Sunday, September 7, 2008

Public Service and the GOP

There is a really interesting article in the Nation that completely exposes the GOP's ridicule of public service for the hypocrasy that it was.

For the first time in American history, a major political party devoted a substantial portion of its national convention to attacking grassroots organizing. Speaking Wednesday at the Republican National Convention, former New York Governor George Pataki sneered, "[Barack Obama] was a community organizer. What in God's name is a community organizer? I don't even know if that's a job."

Then former New York Mayor Rudy Giuliani delivered his own snickering hit job. "He worked as a community organizer. What? Maybe this is the first problem on the résumé," mocked Giuliani." Then he said, "This is not a personal attack. It's a statement of fact. Barack Obama has never led anything. Nothing. Nada."

A few minutes later, in her acceptance speech for the GOP vice presidential nomination, Sarah Palin declared, "I guess a small-town mayor is sort of like a community organizer, except that you have actual responsibilities."

The party of Ronald Reagan was touting government experience over civic engagement.

At a convention whose theme was "service," GOP leaders ridiculed organizing, a vital kind of public service that involves leadership, tough decisions, and taking responsibility for the well-being of people often ignored by government.

Palin, Giuliani and Pataki denigrated not only the tens of thousands of community organizers who help everyday citizens to participate in shaping their society and the millions of Americans who volunteer as community activists but also a long American tradition of collective self-help that goes back to the Boston Tea Party.

Visiting the United States in the 1830s, Alexis de Tocqueville observed in his Democracy in America, how impressed he was by the outpouring of local voluntary organizations that brought Americans together to solve problems, provide a sense of community and public purpose and tame the hyper-individualism that Tocqueville considered a threat to democracy. In the same speech in which Palin ridiculed Obama's organizing work, she touted her own experiences as a PTA volunteer and "hockey mom"--the very kinds of activities that Tocqueville praised and that community organizers support.

The party of "government sucks, let the private sector do it" evidently doesn't have much use for the private sector actually doing the work that the GOP says it SHOULD be doing. So, community organizers and those doing public service suck...government sucks. Well, which way is it? Can't have it both ways.

And here is the rest of it.

1 comment:

brenda said...

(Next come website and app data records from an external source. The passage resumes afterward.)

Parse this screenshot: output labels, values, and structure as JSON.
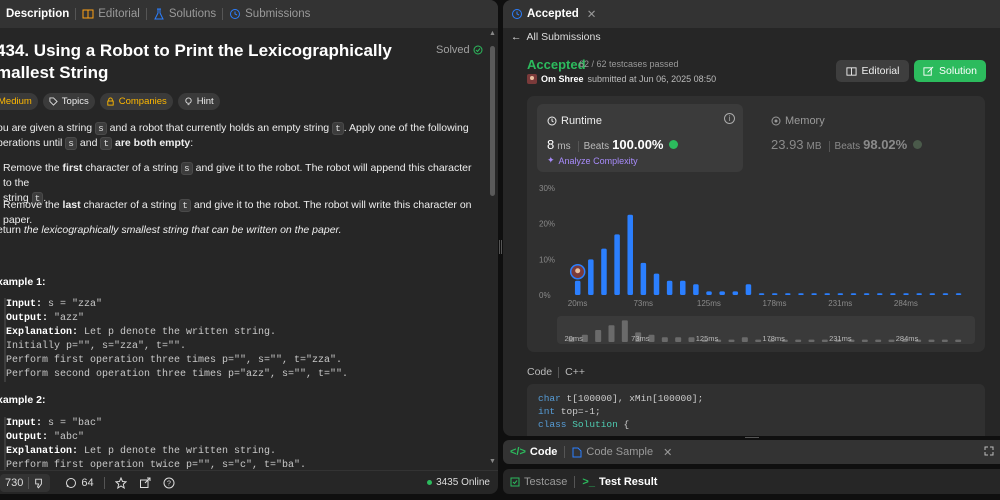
{
  "left_tabs": [
    {
      "label": "Description",
      "active": true
    },
    {
      "label": "Editorial",
      "active": false
    },
    {
      "label": "Solutions",
      "active": false
    },
    {
      "label": "Submissions",
      "active": false
    }
  ],
  "problem": {
    "title": "434. Using a Robot to Print the Lexicographically smallest String",
    "title_line1": "434. Using a Robot to Print the Lexicographically",
    "title_line2": "mallest String",
    "solved_label": "Solved",
    "chips": {
      "difficulty": "Medium",
      "topics": "Topics",
      "companies": "Companies",
      "hint": "Hint"
    },
    "intro": {
      "a": "ou are given a string ",
      "s": "s",
      "b": " and a robot that currently holds an empty string ",
      "t": "t",
      "c": ". Apply one of the following",
      "d": "perations until ",
      "e": " and ",
      "f": " are both empty",
      "g": ":"
    },
    "bullet1": {
      "a": "Remove the ",
      "b": "first",
      "c": " character of a string ",
      "d": " and give it to the robot. The robot will append this character to the",
      "e": "string ",
      "f": "."
    },
    "bullet2": {
      "a": "Remove the ",
      "b": "last",
      "c": " character of a string ",
      "d": " and give it to the robot. The robot will write this character on paper."
    },
    "return_text": {
      "a": "eturn ",
      "b": "the lexicographically smallest string that can be written on the paper."
    },
    "example1": {
      "title": "xample 1:",
      "input_label": "Input:",
      "input": " s = \"zza\"",
      "output_label": "Output:",
      "output": " \"azz\"",
      "explanation_label": "Explanation:",
      "explanation": " Let p denote the written string.",
      "line1": "Initially p=\"\", s=\"zza\", t=\"\".",
      "line2": "Perform first operation three times p=\"\", s=\"\", t=\"zza\".",
      "line3": "Perform second operation three times p=\"azz\", s=\"\", t=\"\"."
    },
    "example2": {
      "title": "xample 2:",
      "input_label": "Input:",
      "input": " s = \"bac\"",
      "output_label": "Output:",
      "output": " \"abc\"",
      "explanation_label": "Explanation:",
      "explanation": " Let p denote the written string.",
      "line1": "Perform first operation twice p=\"\", s=\"c\", t=\"ba\"."
    }
  },
  "footer": {
    "upvotes": "730",
    "comments": "64",
    "online": "3435 Online"
  },
  "right_tabs": [
    {
      "label": "Accepted",
      "active": true
    }
  ],
  "submission": {
    "back_label": "All Submissions",
    "status": "Accepted",
    "passed": "62 / 62 testcases passed",
    "user": "Om Shree",
    "submitted": "submitted at Jun 06, 2025 08:50",
    "editorial_btn": "Editorial",
    "solution_btn": "Solution",
    "runtime_label": "Runtime",
    "runtime_value": "8",
    "runtime_unit": "ms",
    "runtime_beats_label": "Beats",
    "runtime_beats": "100.00%",
    "analyze_label": "Analyze Complexity",
    "memory_label": "Memory",
    "memory_value": "23.93",
    "memory_unit": "MB",
    "memory_beats_label": "Beats",
    "memory_beats": "98.02%"
  },
  "chart_data": {
    "type": "bar",
    "y_ticks": [
      "30%",
      "20%",
      "10%",
      "0%"
    ],
    "ylim": [
      0,
      30
    ],
    "x_tick_labels": [
      "20ms",
      "73ms",
      "125ms",
      "178ms",
      "231ms",
      "284ms"
    ],
    "values": [
      4,
      10,
      13,
      17,
      22.5,
      9,
      6,
      4,
      4,
      3,
      1,
      1,
      1,
      3,
      0.5,
      0.5,
      0.5,
      0.5,
      0.5,
      0.5,
      0.5,
      0.5,
      0.5,
      0.5,
      0.5,
      0.5,
      0.5,
      0.5,
      0.5,
      0.5
    ],
    "highlight_index": 0,
    "bar_color": "#2b7fff",
    "mini_values": [
      2,
      3,
      5,
      7,
      9,
      4,
      3,
      2,
      2,
      2,
      1,
      1,
      1,
      2,
      1,
      1,
      1,
      1,
      1,
      1,
      1,
      1,
      1,
      1,
      1,
      1,
      1,
      1,
      1,
      1
    ]
  },
  "code": {
    "label": "Code",
    "lang": "C++",
    "lines": {
      "l1a": "char",
      "l1b": " t[100000], xMin[100000];",
      "l2a": "int",
      "l2b": " top=-1;",
      "l3a": "class",
      "l3b": " Solution",
      "l3c": " {"
    }
  },
  "code_panel_tabs": {
    "code": "Code",
    "code_sample": "Code Sample"
  },
  "test_panel_tabs": {
    "testcase": "Testcase",
    "test_result": "Test Result"
  },
  "colors": {
    "accent_green": "#2cbb5d",
    "medium": "#ffb800",
    "bar_blue": "#2b7fff",
    "purple": "#a78bfa"
  }
}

I think anything to do with community work is a respectful job, and what better place to start than in your community. But I guess these big mouth Republicans like Giuliani likes to degrade people who actually cares. Sarah Palin is the same way, if it doesnt benefit them, they want no part of it.